R&I: What is the most unusual/interesting place you have ever visited?

Israel. My husband and I just returned a few days ago and spent time in Jerusalem, Nazareth, Jericho and Jordan. It was an absolutely amazing experience. We did everything from riding camels to taking boat rides on the Sea of Galilee to attending concerts sitting on the Temple steps. The trip was absolutely life changing.

R&I: What is the riskiest activity you ever engaged in?

Many, many years ago … I went parasailing in the Caribbean. I had a great experience and didn’t think about the risk at the time because I was young, single and free. Looking back, I don’t know that I would make the same decision today.

R&I: What about this work do you find the most fulfilling or rewarding?
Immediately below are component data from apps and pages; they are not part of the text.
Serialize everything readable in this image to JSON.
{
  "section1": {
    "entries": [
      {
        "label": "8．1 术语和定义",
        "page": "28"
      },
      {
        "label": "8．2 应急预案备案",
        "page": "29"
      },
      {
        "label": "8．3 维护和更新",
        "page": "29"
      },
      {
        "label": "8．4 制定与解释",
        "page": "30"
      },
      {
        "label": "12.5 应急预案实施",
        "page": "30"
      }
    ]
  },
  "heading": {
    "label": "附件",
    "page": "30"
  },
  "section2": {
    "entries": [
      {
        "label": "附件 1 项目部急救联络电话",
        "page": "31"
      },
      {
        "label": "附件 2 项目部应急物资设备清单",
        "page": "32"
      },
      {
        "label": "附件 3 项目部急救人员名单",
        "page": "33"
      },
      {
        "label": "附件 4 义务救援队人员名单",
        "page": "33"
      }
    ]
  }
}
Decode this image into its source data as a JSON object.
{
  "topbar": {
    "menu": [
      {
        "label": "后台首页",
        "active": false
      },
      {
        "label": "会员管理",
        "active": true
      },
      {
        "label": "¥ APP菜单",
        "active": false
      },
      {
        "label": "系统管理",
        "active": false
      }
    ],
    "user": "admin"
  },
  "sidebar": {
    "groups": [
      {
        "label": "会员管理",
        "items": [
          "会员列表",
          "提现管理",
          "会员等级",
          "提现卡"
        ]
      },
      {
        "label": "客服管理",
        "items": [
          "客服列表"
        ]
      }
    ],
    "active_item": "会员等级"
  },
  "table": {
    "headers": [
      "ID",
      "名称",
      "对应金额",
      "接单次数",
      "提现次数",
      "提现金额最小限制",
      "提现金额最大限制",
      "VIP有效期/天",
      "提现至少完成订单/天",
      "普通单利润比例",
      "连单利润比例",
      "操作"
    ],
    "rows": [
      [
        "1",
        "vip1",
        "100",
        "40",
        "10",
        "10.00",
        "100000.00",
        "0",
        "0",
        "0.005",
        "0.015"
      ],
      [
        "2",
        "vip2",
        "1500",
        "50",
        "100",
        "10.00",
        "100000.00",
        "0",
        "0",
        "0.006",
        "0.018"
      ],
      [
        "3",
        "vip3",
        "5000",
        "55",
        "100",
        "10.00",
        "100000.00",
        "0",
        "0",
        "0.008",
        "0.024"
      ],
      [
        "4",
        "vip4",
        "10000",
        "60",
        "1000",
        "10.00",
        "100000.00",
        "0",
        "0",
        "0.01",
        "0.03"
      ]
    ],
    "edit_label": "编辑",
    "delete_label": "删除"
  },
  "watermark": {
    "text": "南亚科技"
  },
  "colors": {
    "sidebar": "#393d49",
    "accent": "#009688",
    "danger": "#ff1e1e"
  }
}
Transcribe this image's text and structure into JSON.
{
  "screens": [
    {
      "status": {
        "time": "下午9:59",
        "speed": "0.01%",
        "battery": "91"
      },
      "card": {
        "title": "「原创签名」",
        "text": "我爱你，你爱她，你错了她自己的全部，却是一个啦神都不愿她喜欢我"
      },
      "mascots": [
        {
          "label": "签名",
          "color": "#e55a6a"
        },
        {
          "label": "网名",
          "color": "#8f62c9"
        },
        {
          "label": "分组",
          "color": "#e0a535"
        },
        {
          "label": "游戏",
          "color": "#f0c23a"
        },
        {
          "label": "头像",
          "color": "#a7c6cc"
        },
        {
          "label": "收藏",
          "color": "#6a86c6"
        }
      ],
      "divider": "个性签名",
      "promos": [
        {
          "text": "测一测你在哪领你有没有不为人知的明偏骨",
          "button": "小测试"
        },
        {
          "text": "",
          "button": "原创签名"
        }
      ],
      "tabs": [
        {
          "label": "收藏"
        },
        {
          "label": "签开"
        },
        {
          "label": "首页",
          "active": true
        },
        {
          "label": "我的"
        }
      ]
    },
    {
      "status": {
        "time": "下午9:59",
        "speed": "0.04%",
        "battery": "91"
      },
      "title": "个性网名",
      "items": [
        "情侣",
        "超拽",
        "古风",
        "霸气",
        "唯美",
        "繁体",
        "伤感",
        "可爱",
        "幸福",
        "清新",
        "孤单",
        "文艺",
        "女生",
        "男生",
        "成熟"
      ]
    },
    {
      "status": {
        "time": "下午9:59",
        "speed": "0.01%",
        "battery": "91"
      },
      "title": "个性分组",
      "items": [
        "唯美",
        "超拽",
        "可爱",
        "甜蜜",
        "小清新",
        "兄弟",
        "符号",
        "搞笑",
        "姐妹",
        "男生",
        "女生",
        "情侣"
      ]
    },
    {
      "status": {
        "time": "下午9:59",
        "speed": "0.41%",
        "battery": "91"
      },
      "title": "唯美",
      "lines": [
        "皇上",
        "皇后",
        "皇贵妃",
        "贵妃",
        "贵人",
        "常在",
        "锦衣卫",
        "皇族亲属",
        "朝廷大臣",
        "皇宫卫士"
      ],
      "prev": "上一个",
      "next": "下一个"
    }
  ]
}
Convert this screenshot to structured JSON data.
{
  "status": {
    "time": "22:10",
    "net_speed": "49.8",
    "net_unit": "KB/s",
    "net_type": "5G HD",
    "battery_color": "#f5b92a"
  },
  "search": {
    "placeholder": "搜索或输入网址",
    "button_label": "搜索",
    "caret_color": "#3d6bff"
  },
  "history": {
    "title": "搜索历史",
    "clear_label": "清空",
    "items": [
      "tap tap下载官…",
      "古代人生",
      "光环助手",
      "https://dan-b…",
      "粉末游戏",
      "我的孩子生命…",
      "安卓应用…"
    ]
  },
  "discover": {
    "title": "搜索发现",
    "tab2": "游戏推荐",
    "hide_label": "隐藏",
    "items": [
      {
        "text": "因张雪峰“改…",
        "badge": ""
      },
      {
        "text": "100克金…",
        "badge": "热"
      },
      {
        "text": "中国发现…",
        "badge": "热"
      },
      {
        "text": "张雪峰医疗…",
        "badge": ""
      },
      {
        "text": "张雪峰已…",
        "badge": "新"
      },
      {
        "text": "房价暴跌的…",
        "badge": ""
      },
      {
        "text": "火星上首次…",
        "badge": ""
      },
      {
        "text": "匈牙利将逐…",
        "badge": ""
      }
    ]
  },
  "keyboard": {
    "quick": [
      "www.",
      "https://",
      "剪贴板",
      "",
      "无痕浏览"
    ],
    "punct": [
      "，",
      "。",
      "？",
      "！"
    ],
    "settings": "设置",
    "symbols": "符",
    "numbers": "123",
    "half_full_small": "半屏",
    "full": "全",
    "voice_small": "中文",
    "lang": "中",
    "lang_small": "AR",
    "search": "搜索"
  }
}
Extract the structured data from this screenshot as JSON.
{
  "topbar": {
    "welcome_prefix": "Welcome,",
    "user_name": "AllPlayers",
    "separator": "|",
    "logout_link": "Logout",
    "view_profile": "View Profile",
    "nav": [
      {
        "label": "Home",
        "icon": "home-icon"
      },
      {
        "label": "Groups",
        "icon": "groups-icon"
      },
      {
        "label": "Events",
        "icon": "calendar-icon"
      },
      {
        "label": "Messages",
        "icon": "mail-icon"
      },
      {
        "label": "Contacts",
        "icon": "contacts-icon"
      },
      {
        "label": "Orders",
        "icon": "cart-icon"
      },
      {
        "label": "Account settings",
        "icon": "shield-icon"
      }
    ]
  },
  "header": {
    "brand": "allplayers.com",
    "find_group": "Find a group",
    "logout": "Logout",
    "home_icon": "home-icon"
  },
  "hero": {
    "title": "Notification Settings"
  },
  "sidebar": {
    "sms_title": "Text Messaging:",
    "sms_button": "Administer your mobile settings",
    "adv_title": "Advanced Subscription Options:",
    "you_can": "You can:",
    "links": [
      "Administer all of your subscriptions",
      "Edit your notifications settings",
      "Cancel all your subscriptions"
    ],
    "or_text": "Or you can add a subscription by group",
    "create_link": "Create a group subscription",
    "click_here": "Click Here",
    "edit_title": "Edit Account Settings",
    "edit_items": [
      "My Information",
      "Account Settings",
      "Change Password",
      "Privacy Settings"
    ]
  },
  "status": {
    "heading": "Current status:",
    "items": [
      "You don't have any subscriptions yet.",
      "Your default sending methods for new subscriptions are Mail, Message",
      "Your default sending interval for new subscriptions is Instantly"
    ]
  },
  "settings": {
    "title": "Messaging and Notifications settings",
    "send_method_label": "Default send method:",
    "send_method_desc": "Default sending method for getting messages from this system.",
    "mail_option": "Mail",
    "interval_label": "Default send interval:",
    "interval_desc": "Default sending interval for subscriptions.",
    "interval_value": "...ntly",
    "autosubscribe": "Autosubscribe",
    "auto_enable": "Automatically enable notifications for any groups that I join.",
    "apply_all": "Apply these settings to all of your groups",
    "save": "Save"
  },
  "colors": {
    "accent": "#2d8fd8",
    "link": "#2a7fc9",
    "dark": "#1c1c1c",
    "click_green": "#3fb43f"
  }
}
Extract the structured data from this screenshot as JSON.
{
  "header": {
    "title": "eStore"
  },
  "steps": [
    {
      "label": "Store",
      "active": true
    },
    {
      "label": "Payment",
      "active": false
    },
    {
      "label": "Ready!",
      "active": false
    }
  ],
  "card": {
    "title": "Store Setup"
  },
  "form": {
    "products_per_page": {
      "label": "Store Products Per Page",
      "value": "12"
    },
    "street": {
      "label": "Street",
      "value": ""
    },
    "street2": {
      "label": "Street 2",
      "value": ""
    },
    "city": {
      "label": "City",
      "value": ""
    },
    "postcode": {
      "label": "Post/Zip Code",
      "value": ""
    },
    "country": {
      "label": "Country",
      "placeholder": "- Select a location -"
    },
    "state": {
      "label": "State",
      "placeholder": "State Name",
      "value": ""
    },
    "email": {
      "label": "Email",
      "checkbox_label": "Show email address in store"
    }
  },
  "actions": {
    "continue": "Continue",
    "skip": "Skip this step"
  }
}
I would have to say the relationships and partnerships I have developed with insurance carriers, brokers and other professionals in the industry. To have wonderful working relationships with such a vast array of talented individuals who are so knowledgeable and to have some of those relationships develop into true friendships is very rewarding.

R&I: What do your friends and family think you do?

My friends and family have a general idea that my position involves claims and insurance. However, I don’t think they fully understand the magnitude of my responsibilities and the direct impact it has on my organization, which experiences more than 9 million visitors a year.




Katie Siegel is an associate editor at Risk & Insurance®. She can be reached at [email protected]